*Work to be completed*: For the data below, report the number of lines that contain the string "value" and nothing else.

(Items from an interface collection)
————————

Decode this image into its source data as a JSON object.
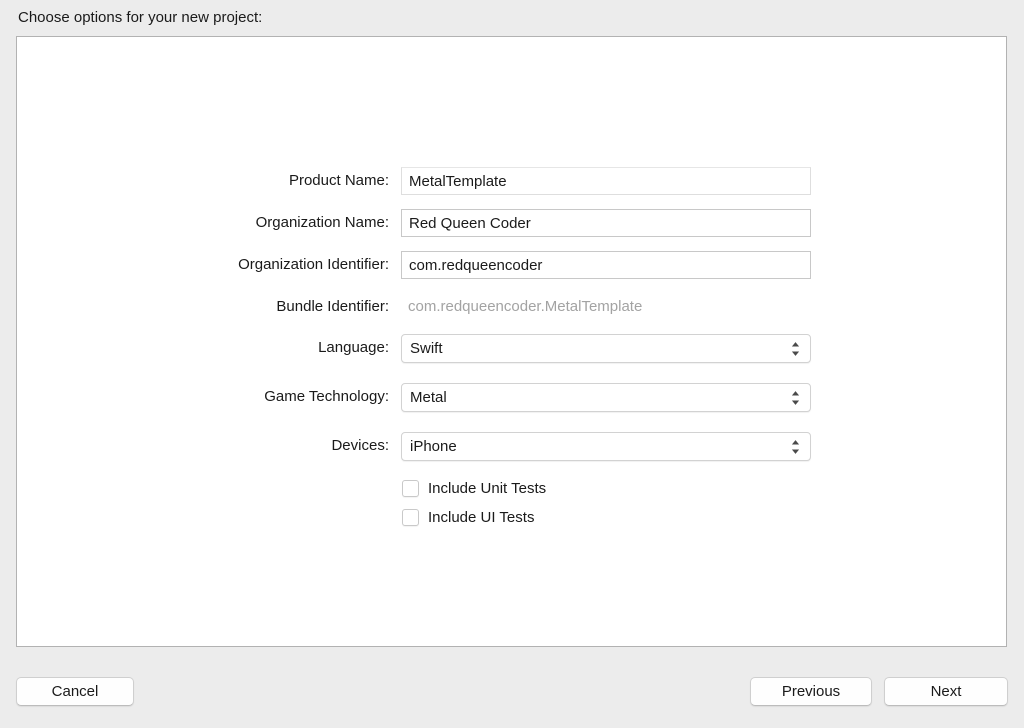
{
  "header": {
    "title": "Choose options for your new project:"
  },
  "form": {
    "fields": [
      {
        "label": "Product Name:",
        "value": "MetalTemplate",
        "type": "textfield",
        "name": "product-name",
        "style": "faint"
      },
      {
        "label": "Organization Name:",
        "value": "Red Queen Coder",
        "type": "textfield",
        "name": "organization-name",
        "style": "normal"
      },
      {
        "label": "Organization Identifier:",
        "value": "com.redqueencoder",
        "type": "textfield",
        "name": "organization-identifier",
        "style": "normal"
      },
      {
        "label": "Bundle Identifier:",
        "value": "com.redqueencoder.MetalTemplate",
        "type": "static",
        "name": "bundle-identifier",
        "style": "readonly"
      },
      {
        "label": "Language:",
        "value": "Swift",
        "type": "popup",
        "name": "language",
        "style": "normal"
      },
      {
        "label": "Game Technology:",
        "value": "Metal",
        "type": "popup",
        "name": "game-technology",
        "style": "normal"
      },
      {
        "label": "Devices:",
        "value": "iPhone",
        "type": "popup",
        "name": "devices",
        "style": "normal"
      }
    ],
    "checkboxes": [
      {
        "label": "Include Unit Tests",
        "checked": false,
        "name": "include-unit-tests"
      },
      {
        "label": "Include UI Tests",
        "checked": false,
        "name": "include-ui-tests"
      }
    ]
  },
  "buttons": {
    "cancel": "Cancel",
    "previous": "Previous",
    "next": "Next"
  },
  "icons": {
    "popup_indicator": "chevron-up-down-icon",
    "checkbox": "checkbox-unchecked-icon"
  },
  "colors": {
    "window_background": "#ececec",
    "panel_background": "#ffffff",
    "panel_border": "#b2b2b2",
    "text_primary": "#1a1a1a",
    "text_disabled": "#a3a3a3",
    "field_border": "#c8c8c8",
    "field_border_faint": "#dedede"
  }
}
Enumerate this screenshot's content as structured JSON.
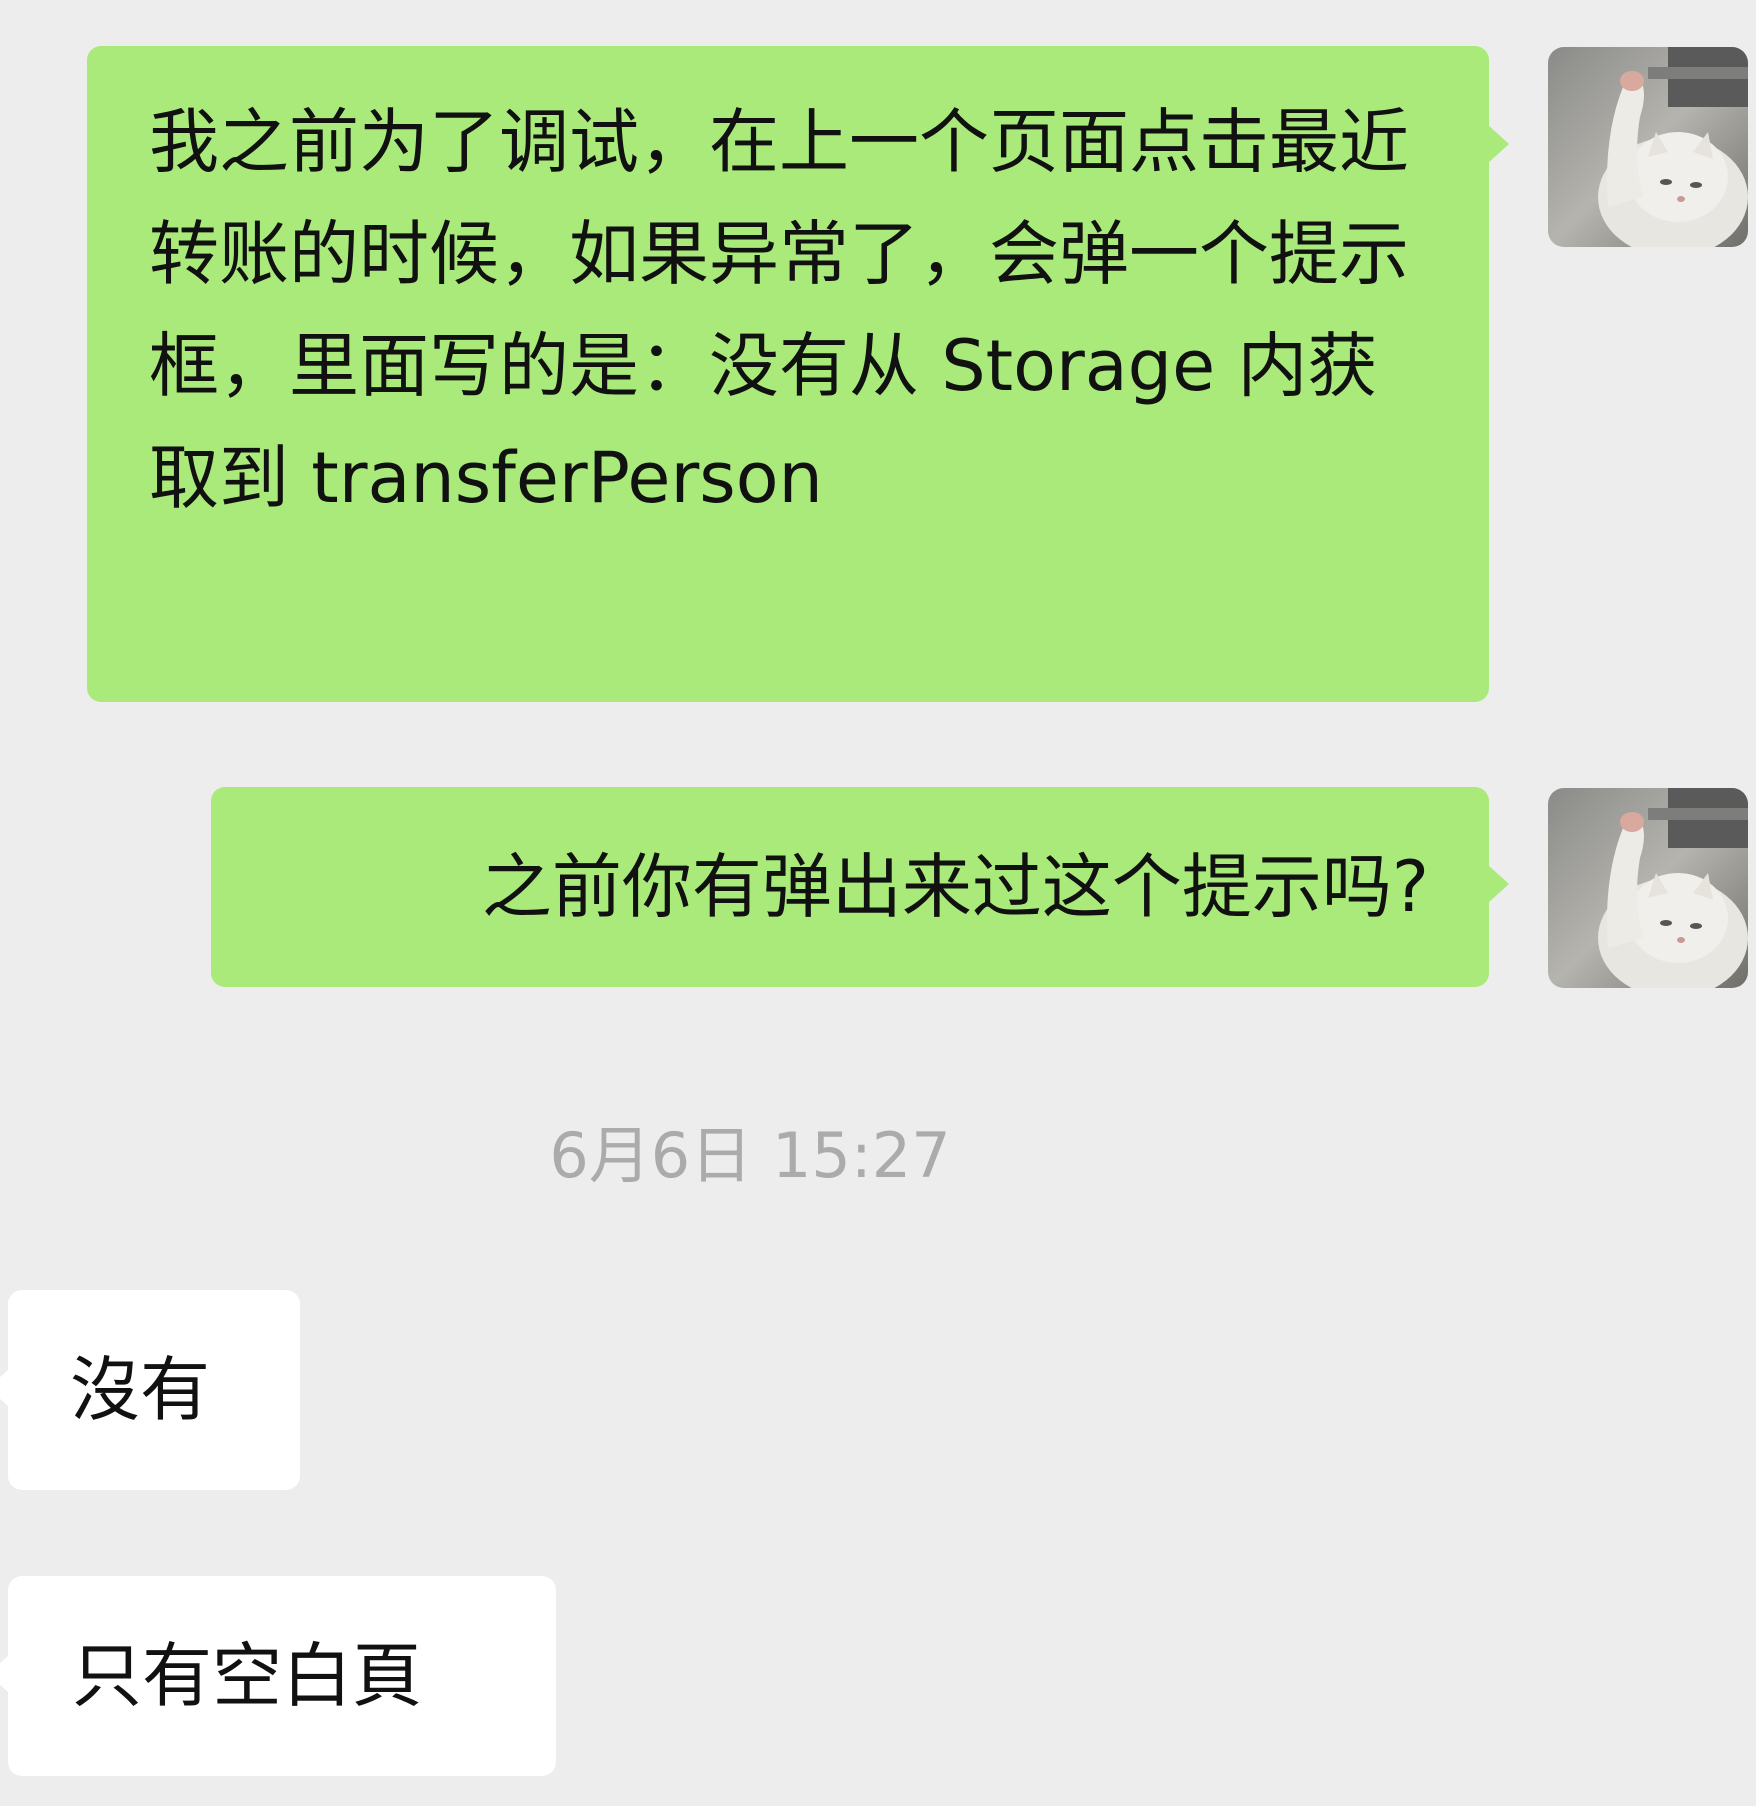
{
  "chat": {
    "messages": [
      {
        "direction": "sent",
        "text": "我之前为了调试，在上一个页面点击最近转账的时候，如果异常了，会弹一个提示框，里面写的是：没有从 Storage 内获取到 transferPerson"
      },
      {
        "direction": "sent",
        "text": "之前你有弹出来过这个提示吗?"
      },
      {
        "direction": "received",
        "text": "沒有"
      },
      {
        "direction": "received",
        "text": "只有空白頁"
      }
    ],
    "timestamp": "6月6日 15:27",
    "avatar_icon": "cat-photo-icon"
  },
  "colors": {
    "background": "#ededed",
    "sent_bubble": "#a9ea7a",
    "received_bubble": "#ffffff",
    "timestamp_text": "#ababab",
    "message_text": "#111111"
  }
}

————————

*Reply*: 7